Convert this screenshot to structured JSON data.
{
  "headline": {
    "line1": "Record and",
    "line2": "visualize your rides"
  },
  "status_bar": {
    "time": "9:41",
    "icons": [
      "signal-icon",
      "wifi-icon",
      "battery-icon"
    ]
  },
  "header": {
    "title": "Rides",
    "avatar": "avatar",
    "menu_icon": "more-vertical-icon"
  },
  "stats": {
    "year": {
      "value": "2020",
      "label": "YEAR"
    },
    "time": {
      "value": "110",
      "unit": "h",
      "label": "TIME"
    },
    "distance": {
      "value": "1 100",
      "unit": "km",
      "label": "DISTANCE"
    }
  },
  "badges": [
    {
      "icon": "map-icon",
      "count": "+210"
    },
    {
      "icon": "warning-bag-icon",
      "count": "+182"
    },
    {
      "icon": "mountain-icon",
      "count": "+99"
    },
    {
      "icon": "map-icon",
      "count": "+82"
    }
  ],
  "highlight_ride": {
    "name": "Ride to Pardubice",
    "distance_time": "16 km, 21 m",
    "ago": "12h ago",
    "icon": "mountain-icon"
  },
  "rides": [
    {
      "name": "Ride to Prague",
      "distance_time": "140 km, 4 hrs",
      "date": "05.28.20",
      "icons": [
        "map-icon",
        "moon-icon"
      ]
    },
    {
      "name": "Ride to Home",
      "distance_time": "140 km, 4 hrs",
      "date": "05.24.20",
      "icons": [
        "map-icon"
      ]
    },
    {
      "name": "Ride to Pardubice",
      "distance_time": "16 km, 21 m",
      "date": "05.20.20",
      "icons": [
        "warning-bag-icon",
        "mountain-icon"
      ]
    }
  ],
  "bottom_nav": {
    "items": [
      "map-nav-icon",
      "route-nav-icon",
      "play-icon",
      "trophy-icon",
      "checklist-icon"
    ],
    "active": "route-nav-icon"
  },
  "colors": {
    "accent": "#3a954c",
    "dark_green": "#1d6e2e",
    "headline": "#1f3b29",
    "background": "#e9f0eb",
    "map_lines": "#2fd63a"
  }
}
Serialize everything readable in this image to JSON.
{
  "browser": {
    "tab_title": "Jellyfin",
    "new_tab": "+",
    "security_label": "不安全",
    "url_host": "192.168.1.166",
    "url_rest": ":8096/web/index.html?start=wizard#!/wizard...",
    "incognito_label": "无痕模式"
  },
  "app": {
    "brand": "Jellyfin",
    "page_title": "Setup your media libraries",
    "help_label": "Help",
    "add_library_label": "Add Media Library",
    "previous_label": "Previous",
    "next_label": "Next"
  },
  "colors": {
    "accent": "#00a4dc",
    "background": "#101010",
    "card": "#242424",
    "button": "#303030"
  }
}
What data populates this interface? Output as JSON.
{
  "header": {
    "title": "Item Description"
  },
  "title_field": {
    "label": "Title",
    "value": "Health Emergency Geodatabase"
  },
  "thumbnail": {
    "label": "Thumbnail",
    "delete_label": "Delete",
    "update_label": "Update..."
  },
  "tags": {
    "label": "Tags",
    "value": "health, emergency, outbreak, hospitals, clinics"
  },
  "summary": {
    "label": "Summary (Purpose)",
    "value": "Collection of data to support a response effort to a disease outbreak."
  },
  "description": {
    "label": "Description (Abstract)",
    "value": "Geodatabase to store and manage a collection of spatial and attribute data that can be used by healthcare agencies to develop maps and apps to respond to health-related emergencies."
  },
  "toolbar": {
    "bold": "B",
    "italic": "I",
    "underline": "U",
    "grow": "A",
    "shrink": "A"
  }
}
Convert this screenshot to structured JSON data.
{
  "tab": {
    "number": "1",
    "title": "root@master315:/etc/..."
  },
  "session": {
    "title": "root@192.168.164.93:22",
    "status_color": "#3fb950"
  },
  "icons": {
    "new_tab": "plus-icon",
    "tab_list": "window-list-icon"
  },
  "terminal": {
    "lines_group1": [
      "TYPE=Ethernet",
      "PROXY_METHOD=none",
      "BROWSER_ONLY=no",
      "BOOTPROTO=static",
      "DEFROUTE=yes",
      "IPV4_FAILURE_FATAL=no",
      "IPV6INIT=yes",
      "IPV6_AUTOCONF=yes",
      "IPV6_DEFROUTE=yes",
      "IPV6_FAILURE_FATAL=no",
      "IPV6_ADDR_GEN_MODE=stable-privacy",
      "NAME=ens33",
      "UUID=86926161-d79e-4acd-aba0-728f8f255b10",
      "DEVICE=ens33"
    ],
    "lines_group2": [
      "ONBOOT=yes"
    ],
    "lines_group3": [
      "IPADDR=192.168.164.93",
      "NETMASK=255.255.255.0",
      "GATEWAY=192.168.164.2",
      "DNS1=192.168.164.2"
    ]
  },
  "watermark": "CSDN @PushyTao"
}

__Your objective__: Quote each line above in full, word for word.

__Problem solution__:
Convert this screenshot to structured JSON data.
{
  "headline": {
    "line1": "Record and",
    "line2": "visualize your rides"
  },
  "status_bar": {
    "time": "9:41",
    "icons": [
      "signal-icon",
      "wifi-icon",
      "battery-icon"
    ]
  },
  "header": {
    "title": "Rides",
    "avatar": "avatar",
    "menu_icon": "more-vertical-icon"
  },
  "stats": {
    "year": {
      "value": "2020",
      "label": "YEAR"
    },
    "time": {
      "value": "110",
      "unit": "h",
      "label": "TIME"
    },
    "distance": {
      "value": "1 100",
      "unit": "km",
      "label": "DISTANCE"
    }
  },
  "badges": [
    {
      "icon": "map-icon",
      "count": "+210"
    },
    {
      "icon": "warning-bag-icon",
      "count": "+182"
    },
    {
      "icon": "mountain-icon",
      "count": "+99"
    },
    {
      "icon": "map-icon",
      "count": "+82"
    }
  ],
  "highlight_ride": {
    "name": "Ride to Pardubice",
    "distance_time": "16 km, 21 m",
    "ago": "12h ago",
    "icon": "mountain-icon"
  },
  "rides": [
    {
      "name": "Ride to Prague",
      "distance_time": "140 km, 4 hrs",
      "date": "05.28.20",
      "icons": [
        "map-icon",
        "moon-icon"
      ]
    },
    {
      "name": "Ride to Home",
      "distance_time": "140 km, 4 hrs",
      "date": "05.24.20",
      "icons": [
        "map-icon"
      ]
    },
    {
      "name": "Ride to Pardubice",
      "distance_time": "16 km, 21 m",
      "date": "05.20.20",
      "icons": [
        "warning-bag-icon",
        "mountain-icon"
      ]
    }
  ],
  "bottom_nav": {
    "items": [
      "map-nav-icon",
      "route-nav-icon",
      "play-icon",
      "trophy-icon",
      "checklist-icon"
    ],
    "active": "route-nav-icon"
  },
  "colors": {
    "accent": "#3a954c",
    "dark_green": "#1d6e2e",
    "headline": "#1f3b29",
    "background": "#e9f0eb",
    "map_lines": "#2fd63a"
  }
}
Serialize everything readable in this image to JSON.
{
  "browser": {
    "tab_title": "Jellyfin",
    "new_tab": "+",
    "security_label": "不安全",
    "url_host": "192.168.1.166",
    "url_rest": ":8096/web/index.html?start=wizard#!/wizard...",
    "incognito_label": "无痕模式"
  },
  "app": {
    "brand": "Jellyfin",
    "page_title": "Setup your media libraries",
    "help_label": "Help",
    "add_library_label": "Add Media Library",
    "previous_label": "Previous",
    "next_label": "Next"
  },
  "colors": {
    "accent": "#00a4dc",
    "background": "#101010",
    "card": "#242424",
    "button": "#303030"
  }
}
What data populates this interface? Output as JSON.
{
  "header": {
    "title": "Item Description"
  },
  "title_field": {
    "label": "Title",
    "value": "Health Emergency Geodatabase"
  },
  "thumbnail": {
    "label": "Thumbnail",
    "delete_label": "Delete",
    "update_label": "Update..."
  },
  "tags": {
    "label": "Tags",
    "value": "health, emergency, outbreak, hospitals, clinics"
  },
  "summary": {
    "label": "Summary (Purpose)",
    "value": "Collection of data to support a response effort to a disease outbreak."
  },
  "description": {
    "label": "Description (Abstract)",
    "value": "Geodatabase to store and manage a collection of spatial and attribute data that can be used by healthcare agencies to develop maps and apps to respond to health-related emergencies."
  },
  "toolbar": {
    "bold": "B",
    "italic": "I",
    "underline": "U",
    "grow": "A",
    "shrink": "A"
  }
}
Convert this screenshot to structured JSON data.
{
  "tab": {
    "number": "1",
    "title": "root@master315:/etc/..."
  },
  "session": {
    "title": "root@192.168.164.93:22",
    "status_color": "#3fb950"
  },
  "icons": {
    "new_tab": "plus-icon",
    "tab_list": "window-list-icon"
  },
  "terminal": {
    "lines_group1": [
      "TYPE=Ethernet",
      "PROXY_METHOD=none",
      "BROWSER_ONLY=no",
      "BOOTPROTO=static",
      "DEFROUTE=yes",
      "IPV4_FAILURE_FATAL=no",
      "IPV6INIT=yes",
      "IPV6_AUTOCONF=yes",
      "IPV6_DEFROUTE=yes",
      "IPV6_FAILURE_FATAL=no",
      "IPV6_ADDR_GEN_MODE=stable-privacy",
      "NAME=ens33",
      "UUID=86926161-d79e-4acd-aba0-728f8f255b10",
      "DEVICE=ens33"
    ],
    "lines_group2": [
      "ONBOOT=yes"
    ],
    "lines_group3": [
      "IPADDR=192.168.164.93",
      "NETMASK=255.255.255.0",
      "GATEWAY=192.168.164.2",
      "DNS1=192.168.164.2"
    ]
  },
  "watermark": "CSDN @PushyTao"
}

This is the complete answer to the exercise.